As industrial economy grows worldwide, and many other jAtis continue to transition generation after generation, it can be fairly expected that any remaining or perceived discrimination will eventually go away — the state will do well do focus on growing the economy rather than embrace divisive narratives.

jAti carries over to other religions as well. The CFEH petition itself cites a report, which also concedes this as well. Even honor killings among jAtis have been carried over to other religions, as this case would show — a Christian with origin from one of the Scheduled Caste/Scheduled Tribes (SC/ST) jAti killed just two days after marriage to a ‘Latin Christian’ girl belonging to a different jAti. Despite being a large converted catholic population, sparingly few SC/ST Christians are appointed as bishops. Usually, this is attributed again to the Hindu origin of the converts, but that can only refer to Hindu society or Hindu civilization, and not Hindu religion, as jAti isn’t mentioned in Hindu texts. Rather, this should be yet another proof that Hindu religion, which preaches ahimsa paramo dharma (non-violence towards weaker beings is a superior value) as a key practice and beseeches followers to foster universal peace (vishva shanthi), isn’t the underlying reason for jAti based discrimination. Clearly, socioeconomic and political causes drive the behavior and there is no “system”, ordained religiously or otherwise.

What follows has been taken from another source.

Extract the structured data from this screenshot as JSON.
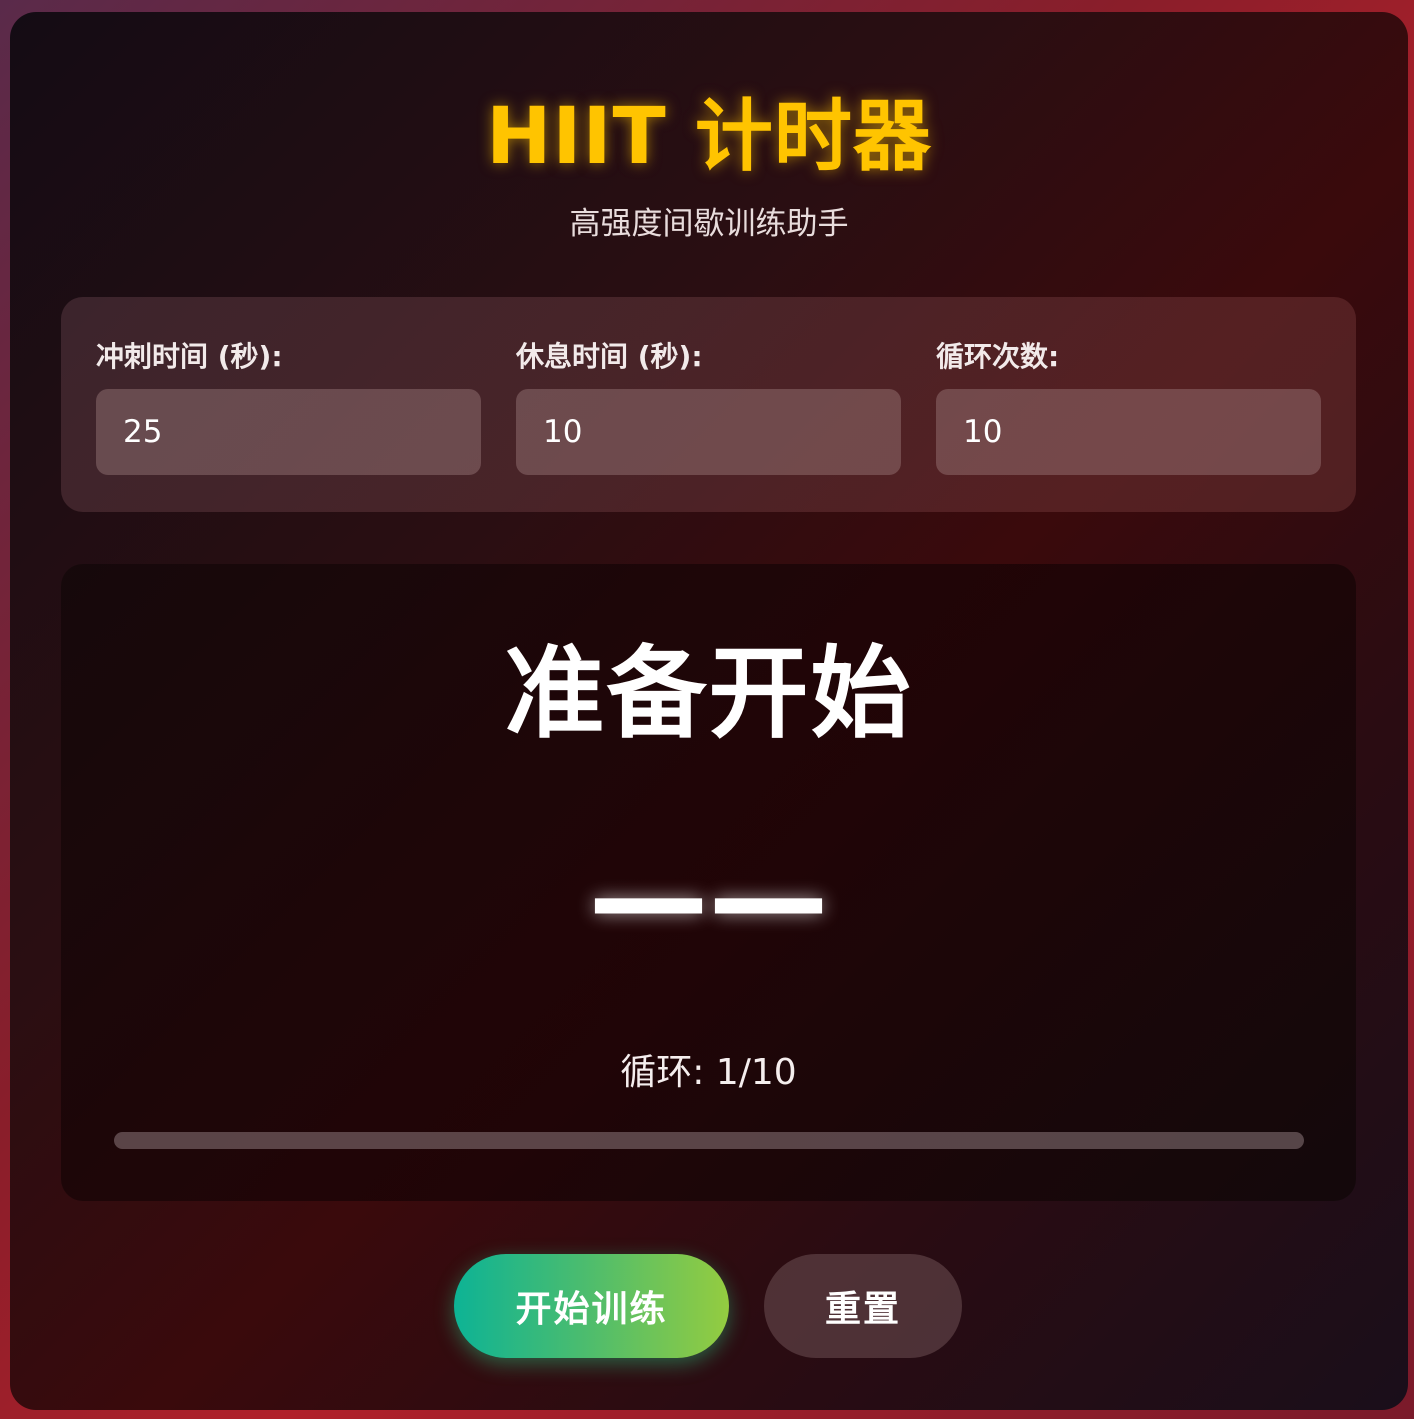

Owing these big differences in varna and jAti, the term caste is not only inaccurate to describe them, it is also a confusing term — it is always unclear whether the term is being used to refer to varna or jati. Since only varna is in religious texts, clearly defined in non-discriminatory, non-hierarchical language, it also wrongly associates caste with the Hindu religion. Mapping jAti or last-names to varna has no religious basis either.

The state of California has been a pioneer in leading progressive change for humanity. Starting from civil rights movement in the 1960s, no-fault divorce in the 1970s, all the way to LGBT rights in the new millennium, the state has drove change that has shaped the whole country. However, the state still moves at snail’s pace in decades, rather than silicon valley Internet speed when it comes to understanding Hindu perspectives — learning right would actually help rather than hurt humanity. Just when the education department began to see reason and correct some of the colonial views on Ancient India and Hinduism in its history framework, the fair employment department embarks on another misadventure based on misinformation and confusion about Hindu religious texts, Hindu (or Indian) civilization, and Hindu (or Indian) society’s socioeconomic evolution.

The state’s intent towards fixing workplace discrimination may be commendable, but the approach in wrongly attributing to Hindu religious origin towards this purpose is condemnable. Such an approach would be intellectually dishonest, regressive and counter-productive in the long run — a good time to recall history and rethink what happened to the western world with fake Aryan race theory! In Vedic parlance, dharmO rakshati rakshitah — a value system protects those who nurture it.

The Hindu American Foundation has rightly filed a motion to intervene in the case, in my opinion.

matirmama means ‘my opinion’ in Sanskrit. My opinions to influence open minds — together we drive the highest values.